Records for processing:

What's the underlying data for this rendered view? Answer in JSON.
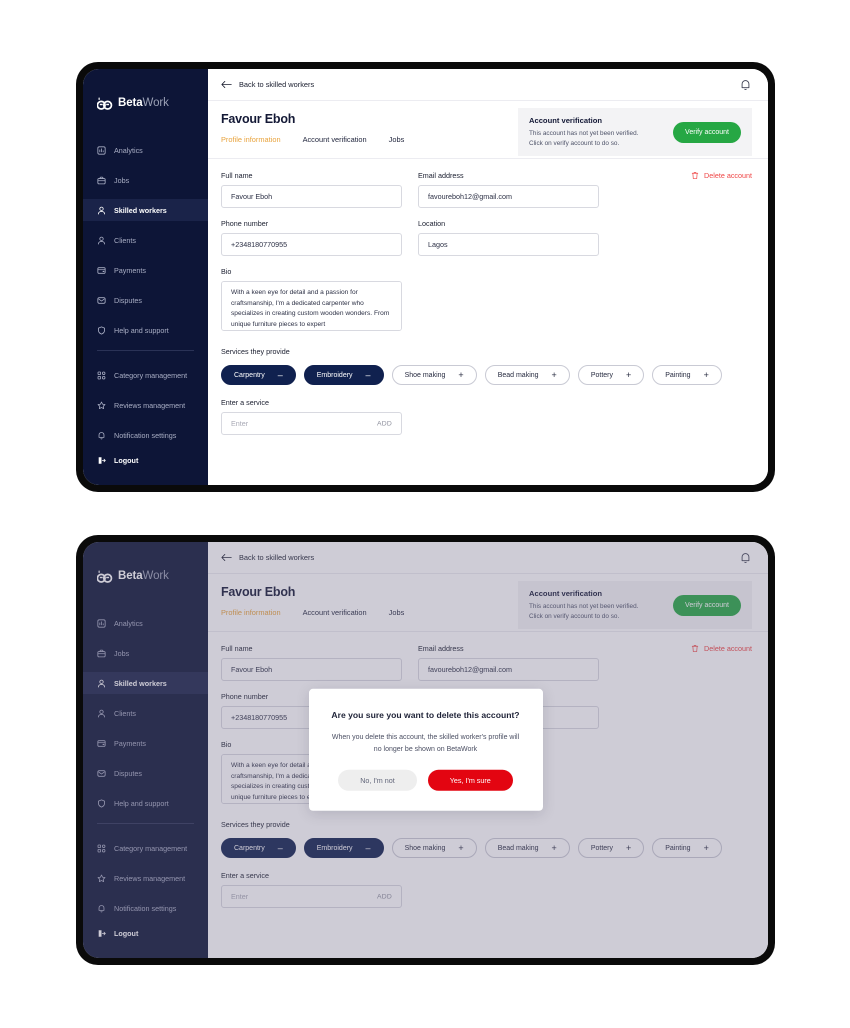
{
  "brand": {
    "name_bold": "Beta",
    "name_light": "Work",
    "logo_icon": "betawork-logo-icon"
  },
  "colors": {
    "sidebar_bg": "#0d1537",
    "accent_tab": "#e8a33d",
    "verify_green": "#26a744",
    "danger_red": "#e30511",
    "delete_red": "#ef4444",
    "chip_selected": "#10214f"
  },
  "sidebar": {
    "items": [
      {
        "label": "Analytics",
        "icon": "analytics-icon",
        "active": false
      },
      {
        "label": "Jobs",
        "icon": "briefcase-icon",
        "active": false
      },
      {
        "label": "Skilled workers",
        "icon": "user-icon",
        "active": true
      },
      {
        "label": "Clients",
        "icon": "user-icon",
        "active": false
      },
      {
        "label": "Payments",
        "icon": "card-icon",
        "active": false
      },
      {
        "label": "Disputes",
        "icon": "message-icon",
        "active": false
      },
      {
        "label": "Help and support",
        "icon": "shield-icon",
        "active": false
      }
    ],
    "items_secondary": [
      {
        "label": "Category management",
        "icon": "grid-icon"
      },
      {
        "label": "Reviews management",
        "icon": "star-icon"
      },
      {
        "label": "Notification settings",
        "icon": "bell-icon"
      }
    ],
    "logout": {
      "label": "Logout",
      "icon": "logout-icon"
    }
  },
  "topbar": {
    "back_label": "Back to skilled workers",
    "back_icon": "arrow-left-icon",
    "notification_icon": "bell-icon"
  },
  "header": {
    "title": "Favour Eboh",
    "tabs": [
      {
        "label": "Profile information",
        "active": true
      },
      {
        "label": "Account verification",
        "active": false
      },
      {
        "label": "Jobs",
        "active": false
      }
    ]
  },
  "verification": {
    "title": "Account verification",
    "line1": "This account has not yet been verified.",
    "line2": "Click on verify account to do so.",
    "button_label": "Verify account"
  },
  "form": {
    "delete_label": "Delete account",
    "delete_icon": "trash-icon",
    "full_name": {
      "label": "Full name",
      "value": "Favour Eboh"
    },
    "email": {
      "label": "Email address",
      "value": "favoureboh12@gmail.com"
    },
    "phone": {
      "label": "Phone number",
      "value": "+2348180770955"
    },
    "location": {
      "label": "Location",
      "value": "Lagos"
    },
    "bio": {
      "label": "Bio",
      "value": "With a keen eye for detail and a passion for craftsmanship, I'm a dedicated carpenter who specializes in creating custom wooden wonders. From unique furniture pieces to expert"
    }
  },
  "services": {
    "label": "Services they provide",
    "chips": [
      {
        "label": "Carpentry",
        "sign": "–",
        "selected": true
      },
      {
        "label": "Embroidery",
        "sign": "–",
        "selected": true
      },
      {
        "label": "Shoe making",
        "sign": "+",
        "selected": false
      },
      {
        "label": "Bead making",
        "sign": "+",
        "selected": false
      },
      {
        "label": "Pottery",
        "sign": "+",
        "selected": false
      },
      {
        "label": "Painting",
        "sign": "+",
        "selected": false
      }
    ],
    "add": {
      "label": "Enter a service",
      "placeholder": "Enter",
      "value": "",
      "button_label": "ADD"
    }
  },
  "modal": {
    "title": "Are you sure you want to delete this account?",
    "message": "When you delete this account, the skilled worker's profile will no longer be shown on BetaWork",
    "cancel_label": "No, I'm not",
    "confirm_label": "Yes, I'm sure"
  }
}
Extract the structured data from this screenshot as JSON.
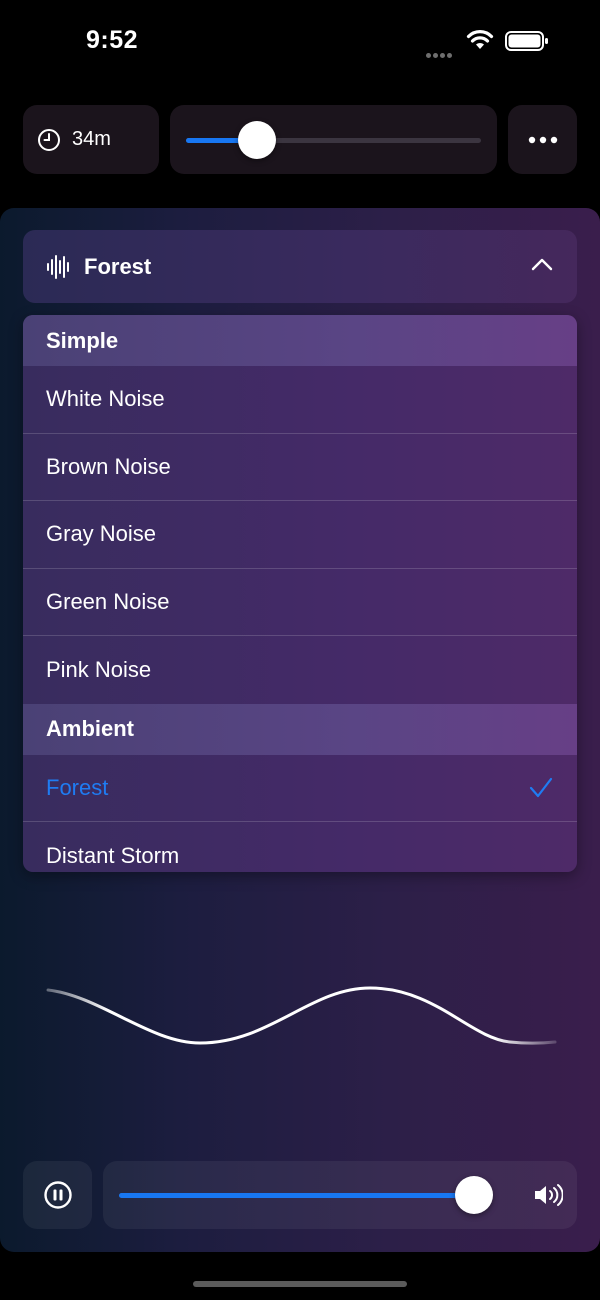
{
  "status_bar": {
    "time": "9:52"
  },
  "timer": {
    "label": "34m",
    "slider_value": 0.24
  },
  "sound_selector": {
    "current": "Forest",
    "sections": [
      {
        "title": "Simple",
        "items": [
          "White Noise",
          "Brown Noise",
          "Gray Noise",
          "Green Noise",
          "Pink Noise"
        ]
      },
      {
        "title": "Ambient",
        "items": [
          "Forest",
          "Distant Storm"
        ]
      }
    ],
    "selected_item": "Forest"
  },
  "playback": {
    "state": "playing",
    "volume": 0.95
  },
  "colors": {
    "accent": "#1877f2",
    "selected_text": "#1f7cf2",
    "card_bg": "#1b141c"
  }
}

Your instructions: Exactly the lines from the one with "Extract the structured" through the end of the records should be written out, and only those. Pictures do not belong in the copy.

Expected answer:
Extract the structured data from this screenshot as JSON.
{
  "status_bar": {
    "time": "9:52"
  },
  "timer": {
    "label": "34m",
    "slider_value": 0.24
  },
  "sound_selector": {
    "current": "Forest",
    "sections": [
      {
        "title": "Simple",
        "items": [
          "White Noise",
          "Brown Noise",
          "Gray Noise",
          "Green Noise",
          "Pink Noise"
        ]
      },
      {
        "title": "Ambient",
        "items": [
          "Forest",
          "Distant Storm"
        ]
      }
    ],
    "selected_item": "Forest"
  },
  "playback": {
    "state": "playing",
    "volume": 0.95
  },
  "colors": {
    "accent": "#1877f2",
    "selected_text": "#1f7cf2",
    "card_bg": "#1b141c"
  }
}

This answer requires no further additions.